Scope of the Library
What is the political scope of the KSL to be: is it restricted to the anarcho-syndicalist tradition, or will it encompass the broad class struggle anarchist tradition?
KSL Replies ….
We don’t want to lay down the law as to what is and what is not anarchism but obviously there has to be some boundary or the collection would need to take up the Albert Hall and be too unwieldy for reference anyway.
The political scope will not just be anarcho-syndicalism but the “broad class struggle anarchist tradition” is something impossible to mark the boundary when dealing historically. The expression “class struggle anarchism” comes from the ‘70s, with the growth of the hippie movement, lifestylism, etc and the need to differentiate between one thing and the other.
If one refers to the Cores pamphlet this is something new. Most Anarchists of his generation would never have used the expression either because they thought it tautological or suggested something different to them or if they did distinguished between class war and class struggle (so as not to be thought Marxists), or spoken unscientifically in terms of social justice, but they would have meant the same thing.
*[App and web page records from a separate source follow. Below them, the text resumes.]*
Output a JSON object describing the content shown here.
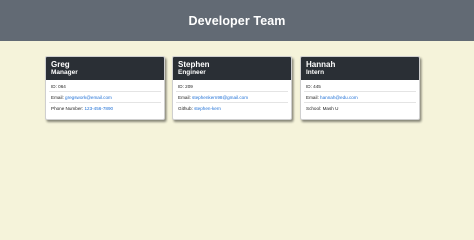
{
  "header": {
    "title": "Developer Team"
  },
  "cards": [
    {
      "name": "Greg",
      "role": "Manager",
      "id_label": "ID:",
      "id": "064",
      "email_label": "Email:",
      "email": "gregswork@email.com",
      "extra_label": "Phone Number:",
      "extra": "123-456-7890"
    },
    {
      "name": "Stephen",
      "role": "Engineer",
      "id_label": "ID:",
      "id": "209",
      "email_label": "Email:",
      "email": "stephenkern98@gmail.com",
      "extra_label": "Github:",
      "extra": "stephen-kern"
    },
    {
      "name": "Hannah",
      "role": "Intern",
      "id_label": "ID:",
      "id": "445",
      "email_label": "Email:",
      "email": "hannah@edu.com",
      "extra_label": "School:",
      "extra": "Mash U"
    }
  ],
  "colors": {
    "page_bg": "#f5f3da",
    "header_bg": "#626a74",
    "card_head_bg": "#2a2f35",
    "link": "#1d6fd6"
  }
}
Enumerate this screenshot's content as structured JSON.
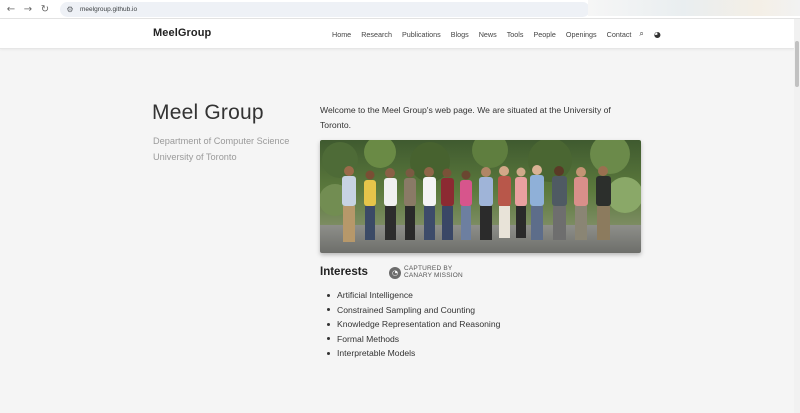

What we’ve decided with regard to the books is to include everything possible that relates to activist anarchism. We are omitting pacifism and “non-violence” and what goes with it as there is already an established library of Peace Studies in Bradford, which has an anarchist section. They agree to letting us have their books on mainstream anarchism, and we are passing them books on Tolstoyism etc. This will strengthen both libraries, and perhaps at a later date we can advertise mutually. There will obviously be overlap. This way we avoid censorship or laying down dogma.
On the other hand we don’t want to go the way of the “anarchologists” and consider anyone who uses the name anarchists, even though pro-capitalist, is one. Their interest is making their chosen “subject” bigger than it really is. For sheer room we will not include any ephemera that passes itself off as libertarian, and if anyone is interested they can try themselves and see how impossible it is, at least without State funding. If we became State-funded we would not be an anarchist library. We will not be middle class academic orientated. But all books relative to the subject we can get will be included.
In regard to other documentation, KSL was originally compiled in Brixton, and almost all of its contributors were from the anarcho-syndicalist tradition. Since moving to Oundle (with reasonable space) we have sent out more invitations to contribute material. We now have a far wider selection relating to people who were not anarcho-syndicalists but in the anarchist tradition, e.g. Guy Aldred archives. A recently donated (as yet unopened) batch relates to the AWA and ACF. Also we have an enormous unclassified Cienfuegos Press/Refract Archive relating to trials and struggles all over the world, including Angry Brigade trial coverage. There are also translations of Spanish, Italian and French works unlikely within foreseeable time to be published in English (though we hope any publisher interested will contact us. One Russian publisher has already done so in regard to books on Anarchism and Revolutionary history).